Record excerpts:

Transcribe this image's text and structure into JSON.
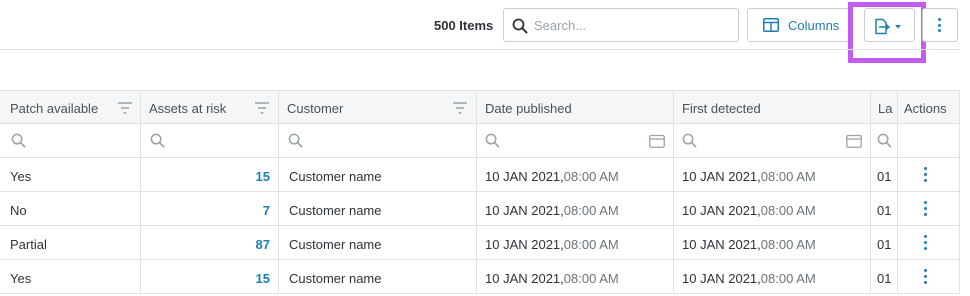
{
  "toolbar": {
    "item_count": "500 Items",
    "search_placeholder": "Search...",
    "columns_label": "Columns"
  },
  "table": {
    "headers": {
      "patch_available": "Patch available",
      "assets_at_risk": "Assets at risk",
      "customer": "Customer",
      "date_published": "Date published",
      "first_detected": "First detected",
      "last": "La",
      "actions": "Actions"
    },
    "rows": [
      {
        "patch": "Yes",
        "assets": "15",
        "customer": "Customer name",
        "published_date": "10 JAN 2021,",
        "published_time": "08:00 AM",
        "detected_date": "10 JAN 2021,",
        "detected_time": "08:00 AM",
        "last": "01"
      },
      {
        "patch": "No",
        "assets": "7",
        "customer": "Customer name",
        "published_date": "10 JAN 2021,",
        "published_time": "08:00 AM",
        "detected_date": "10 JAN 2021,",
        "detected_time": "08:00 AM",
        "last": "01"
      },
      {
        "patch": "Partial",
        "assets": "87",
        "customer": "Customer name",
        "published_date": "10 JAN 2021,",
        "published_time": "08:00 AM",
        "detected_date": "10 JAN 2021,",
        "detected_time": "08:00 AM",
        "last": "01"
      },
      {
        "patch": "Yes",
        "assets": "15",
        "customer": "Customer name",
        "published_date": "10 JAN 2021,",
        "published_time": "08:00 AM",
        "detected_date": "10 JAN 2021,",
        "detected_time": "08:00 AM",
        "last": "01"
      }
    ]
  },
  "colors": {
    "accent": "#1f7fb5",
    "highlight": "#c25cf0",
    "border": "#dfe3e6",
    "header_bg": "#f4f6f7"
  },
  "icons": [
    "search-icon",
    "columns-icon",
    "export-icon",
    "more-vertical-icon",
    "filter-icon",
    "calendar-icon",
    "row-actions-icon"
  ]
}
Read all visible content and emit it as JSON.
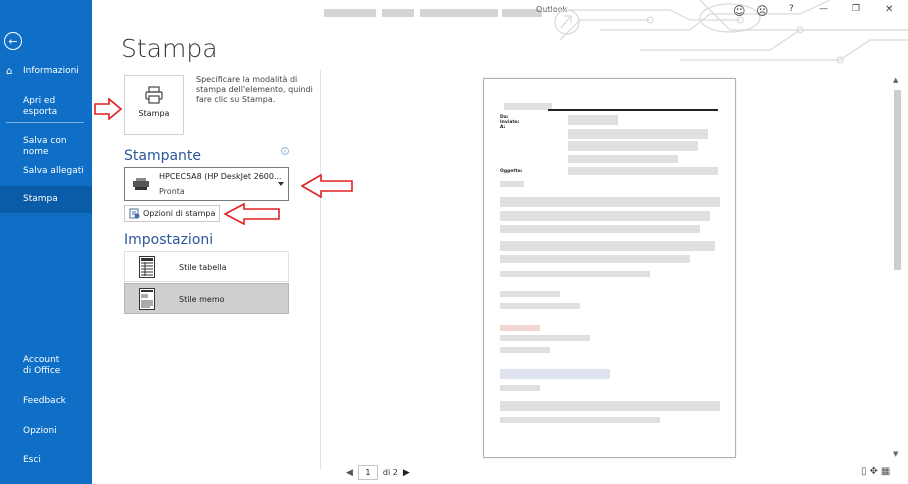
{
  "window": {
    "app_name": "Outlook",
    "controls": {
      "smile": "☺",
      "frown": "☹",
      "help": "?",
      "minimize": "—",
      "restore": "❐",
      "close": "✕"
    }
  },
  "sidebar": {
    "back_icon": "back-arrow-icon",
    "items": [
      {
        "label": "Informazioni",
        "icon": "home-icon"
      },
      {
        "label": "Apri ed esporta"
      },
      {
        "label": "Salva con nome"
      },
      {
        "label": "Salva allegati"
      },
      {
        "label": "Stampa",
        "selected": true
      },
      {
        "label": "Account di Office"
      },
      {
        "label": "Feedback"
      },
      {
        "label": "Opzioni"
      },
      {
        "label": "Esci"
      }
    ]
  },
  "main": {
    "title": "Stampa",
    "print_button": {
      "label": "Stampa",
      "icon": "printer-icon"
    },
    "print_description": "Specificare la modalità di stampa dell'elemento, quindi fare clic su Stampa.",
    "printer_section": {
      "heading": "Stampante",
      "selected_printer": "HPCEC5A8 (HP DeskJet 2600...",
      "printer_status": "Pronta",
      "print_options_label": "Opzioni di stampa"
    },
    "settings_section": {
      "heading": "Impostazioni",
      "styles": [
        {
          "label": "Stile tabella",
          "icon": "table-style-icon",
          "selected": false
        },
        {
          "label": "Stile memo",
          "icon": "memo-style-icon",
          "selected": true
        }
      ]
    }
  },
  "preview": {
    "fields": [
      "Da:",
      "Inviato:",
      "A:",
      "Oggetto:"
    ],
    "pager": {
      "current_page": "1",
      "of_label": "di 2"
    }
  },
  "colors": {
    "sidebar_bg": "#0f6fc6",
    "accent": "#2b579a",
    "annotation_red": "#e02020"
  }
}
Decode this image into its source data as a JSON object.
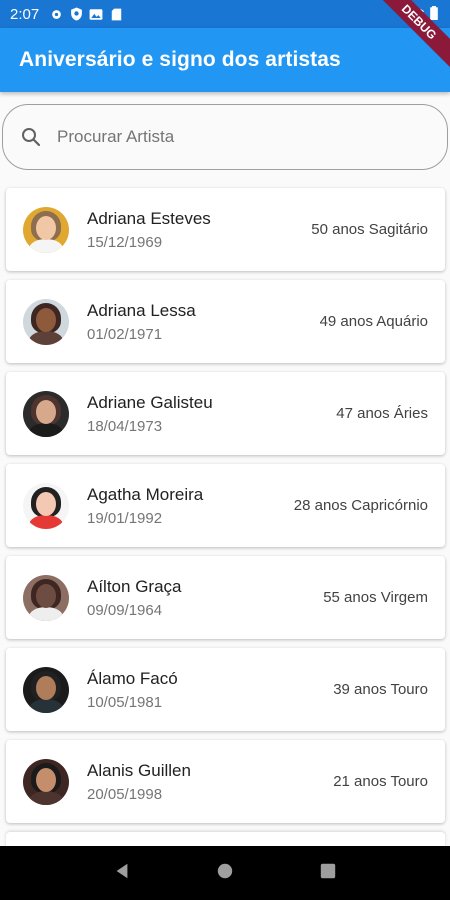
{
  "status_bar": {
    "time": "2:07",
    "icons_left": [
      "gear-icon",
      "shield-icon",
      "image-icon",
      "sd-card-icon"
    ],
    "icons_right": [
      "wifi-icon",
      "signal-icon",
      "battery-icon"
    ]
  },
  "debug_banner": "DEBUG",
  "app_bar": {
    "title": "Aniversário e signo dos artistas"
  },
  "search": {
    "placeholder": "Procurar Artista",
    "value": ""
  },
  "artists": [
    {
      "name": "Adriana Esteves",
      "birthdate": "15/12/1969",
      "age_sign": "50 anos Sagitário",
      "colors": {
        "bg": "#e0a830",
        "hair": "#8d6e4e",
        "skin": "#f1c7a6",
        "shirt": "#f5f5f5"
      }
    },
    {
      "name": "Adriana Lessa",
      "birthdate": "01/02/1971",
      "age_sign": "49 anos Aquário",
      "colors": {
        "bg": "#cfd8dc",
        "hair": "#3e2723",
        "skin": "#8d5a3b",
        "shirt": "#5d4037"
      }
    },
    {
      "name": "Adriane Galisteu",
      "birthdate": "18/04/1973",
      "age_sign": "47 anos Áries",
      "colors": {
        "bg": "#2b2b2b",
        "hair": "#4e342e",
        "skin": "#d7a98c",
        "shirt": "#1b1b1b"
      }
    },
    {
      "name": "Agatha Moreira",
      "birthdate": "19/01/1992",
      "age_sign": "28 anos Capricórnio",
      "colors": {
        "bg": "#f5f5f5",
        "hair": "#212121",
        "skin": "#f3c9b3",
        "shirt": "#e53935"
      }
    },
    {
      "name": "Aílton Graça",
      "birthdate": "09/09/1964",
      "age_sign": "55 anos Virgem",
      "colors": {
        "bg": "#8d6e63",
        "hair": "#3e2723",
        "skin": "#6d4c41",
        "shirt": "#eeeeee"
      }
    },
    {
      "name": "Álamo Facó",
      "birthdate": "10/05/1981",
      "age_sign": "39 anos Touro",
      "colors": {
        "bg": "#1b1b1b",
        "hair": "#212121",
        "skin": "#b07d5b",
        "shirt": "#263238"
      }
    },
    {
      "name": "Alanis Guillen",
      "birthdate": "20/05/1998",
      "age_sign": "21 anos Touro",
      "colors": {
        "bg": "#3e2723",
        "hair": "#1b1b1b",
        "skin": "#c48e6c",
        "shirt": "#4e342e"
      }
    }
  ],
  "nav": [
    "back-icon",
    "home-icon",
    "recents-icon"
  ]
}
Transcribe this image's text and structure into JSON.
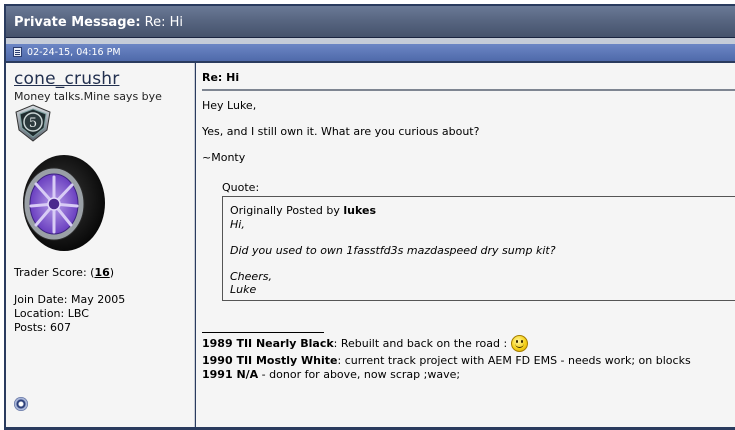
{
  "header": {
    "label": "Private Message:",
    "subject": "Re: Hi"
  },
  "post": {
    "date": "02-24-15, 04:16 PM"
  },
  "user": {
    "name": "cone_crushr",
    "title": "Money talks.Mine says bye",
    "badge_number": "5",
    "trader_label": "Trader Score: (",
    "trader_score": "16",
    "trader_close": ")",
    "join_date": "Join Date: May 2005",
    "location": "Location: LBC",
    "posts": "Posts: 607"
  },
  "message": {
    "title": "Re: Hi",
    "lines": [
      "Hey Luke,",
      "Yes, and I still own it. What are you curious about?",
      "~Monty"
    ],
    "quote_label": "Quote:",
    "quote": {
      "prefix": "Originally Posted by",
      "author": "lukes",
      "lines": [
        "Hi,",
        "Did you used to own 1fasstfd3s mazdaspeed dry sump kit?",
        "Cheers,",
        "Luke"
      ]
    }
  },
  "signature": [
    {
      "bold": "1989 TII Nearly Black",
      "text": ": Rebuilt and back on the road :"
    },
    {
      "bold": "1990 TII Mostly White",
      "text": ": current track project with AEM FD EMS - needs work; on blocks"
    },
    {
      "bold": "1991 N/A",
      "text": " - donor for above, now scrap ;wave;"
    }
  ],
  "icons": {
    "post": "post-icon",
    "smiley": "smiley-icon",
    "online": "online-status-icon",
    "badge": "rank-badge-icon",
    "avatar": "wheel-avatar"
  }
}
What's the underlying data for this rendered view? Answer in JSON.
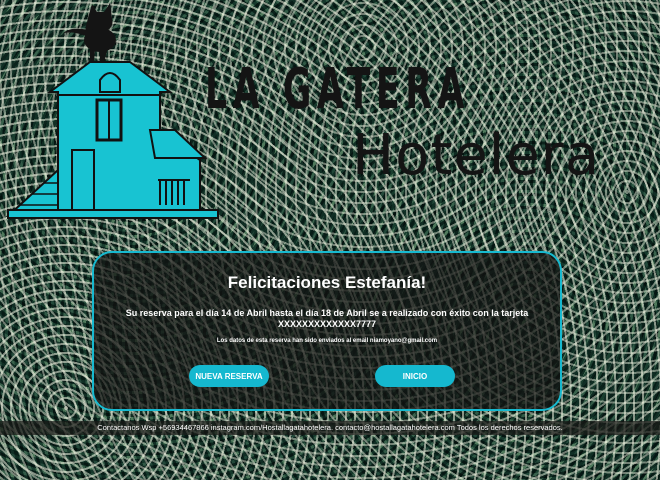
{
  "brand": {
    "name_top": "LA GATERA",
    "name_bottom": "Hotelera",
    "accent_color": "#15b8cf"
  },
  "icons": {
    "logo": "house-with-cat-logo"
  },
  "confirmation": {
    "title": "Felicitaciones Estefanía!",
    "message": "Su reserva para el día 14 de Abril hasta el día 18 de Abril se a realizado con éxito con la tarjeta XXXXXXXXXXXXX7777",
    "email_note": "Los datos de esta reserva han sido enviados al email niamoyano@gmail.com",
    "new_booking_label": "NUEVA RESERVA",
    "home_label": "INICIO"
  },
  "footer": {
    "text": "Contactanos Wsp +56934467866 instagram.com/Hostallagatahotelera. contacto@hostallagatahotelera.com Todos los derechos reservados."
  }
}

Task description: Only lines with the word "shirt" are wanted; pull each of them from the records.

Result of the task:
        "shirt": "#f5f5f5"
        "shirt": "#5d4037"
        "shirt": "#1b1b1b"
        "shirt": "#e53935"
        "shirt": "#eeeeee"
        "shirt": "#263238"
        "shirt": "#4e342e"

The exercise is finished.